Harrods, the landmark London department store, cut its dividend payment by more than 30 per cent this year after a fall in turnover caused by 'tough trading conditions'.
The retailer's financial accounts reveal although profits edged up 4.2 per cent, investors will receive a reduced dividend payment of £103m, a 31.3 per cent drop from last year's £150m record payout.
Qatar’s sovereign wealth fund, which bought the retailer for £1.5bn in 2010, has invested £48.6m in the luxury retailer over the last year. Yet annual turnover during this period, has fallen 3.1 per cent - from £794m to £769m.
However, undaunted, Harrods said it expects the same level of investment to continue this year.

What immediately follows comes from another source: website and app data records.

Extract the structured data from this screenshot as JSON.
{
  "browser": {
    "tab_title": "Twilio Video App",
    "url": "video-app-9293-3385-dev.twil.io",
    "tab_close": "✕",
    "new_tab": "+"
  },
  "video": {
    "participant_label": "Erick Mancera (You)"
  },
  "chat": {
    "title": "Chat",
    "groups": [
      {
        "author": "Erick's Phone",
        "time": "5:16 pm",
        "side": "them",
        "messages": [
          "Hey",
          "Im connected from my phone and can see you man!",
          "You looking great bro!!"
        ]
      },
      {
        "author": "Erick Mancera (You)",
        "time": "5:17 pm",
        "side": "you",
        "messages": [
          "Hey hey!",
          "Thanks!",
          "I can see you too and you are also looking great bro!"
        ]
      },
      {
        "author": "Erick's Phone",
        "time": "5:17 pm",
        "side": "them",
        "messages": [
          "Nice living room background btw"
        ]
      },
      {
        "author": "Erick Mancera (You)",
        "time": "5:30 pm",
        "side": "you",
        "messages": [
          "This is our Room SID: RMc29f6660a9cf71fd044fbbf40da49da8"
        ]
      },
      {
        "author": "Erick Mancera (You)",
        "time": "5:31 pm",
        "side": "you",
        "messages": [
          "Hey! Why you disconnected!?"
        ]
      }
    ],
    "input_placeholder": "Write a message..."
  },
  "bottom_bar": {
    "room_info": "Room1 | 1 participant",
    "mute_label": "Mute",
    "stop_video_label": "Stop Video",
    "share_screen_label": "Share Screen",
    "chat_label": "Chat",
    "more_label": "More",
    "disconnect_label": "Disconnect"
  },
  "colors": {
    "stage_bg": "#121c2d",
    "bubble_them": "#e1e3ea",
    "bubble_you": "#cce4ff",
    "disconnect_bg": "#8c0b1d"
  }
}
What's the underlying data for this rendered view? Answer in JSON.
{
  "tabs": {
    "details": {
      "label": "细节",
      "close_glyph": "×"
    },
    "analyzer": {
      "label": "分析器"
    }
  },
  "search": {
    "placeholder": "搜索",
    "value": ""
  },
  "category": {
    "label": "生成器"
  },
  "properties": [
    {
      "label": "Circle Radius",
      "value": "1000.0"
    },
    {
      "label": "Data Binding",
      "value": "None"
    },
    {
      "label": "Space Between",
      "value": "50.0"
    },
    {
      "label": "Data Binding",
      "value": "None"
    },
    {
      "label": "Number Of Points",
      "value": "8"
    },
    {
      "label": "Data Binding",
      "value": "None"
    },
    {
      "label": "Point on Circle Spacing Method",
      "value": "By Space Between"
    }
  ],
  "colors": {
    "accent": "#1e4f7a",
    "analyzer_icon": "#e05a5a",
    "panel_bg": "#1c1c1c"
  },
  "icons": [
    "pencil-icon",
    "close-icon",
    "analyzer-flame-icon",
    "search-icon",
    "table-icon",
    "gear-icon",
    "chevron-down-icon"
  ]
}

The company's financial accounts reveal pre-tax profits rose from £140.4m to £146.3m for the year to the end of January. Operating profits were also up 2.9 per cent to £126.5m over the same period.
At the start of the year it was revealed Harrods is paying the biggest business rates bill of any business in London.
Read more: Harrods pays the highest business rates
With more than a million square feet of space, the Knightsbridge retailer has to offset its premium £12.04m bill for its high-end location with other cutbacks.
The company's accounts show the luxury retailer has cut £1.7m in corporation tax and slashed 13m off its total sales costs in the past 12 months.
And it may need to keep cutting as the famous façade loses its shine. In the past year, depreciation has cost the seven-storey store £4.2m than last year (£36.1m) and repairs to its historic terracotta façade cost £2m, a £600,000 increase over the same period.
Over 150 years old, Harrods was founded in 1849 by Charles Henry Harrod as a small shop in a single room selling mainly tea and groceries. Now, according to its Latin motto, "Omnia Omnibus Ubique", it sells all things for all people.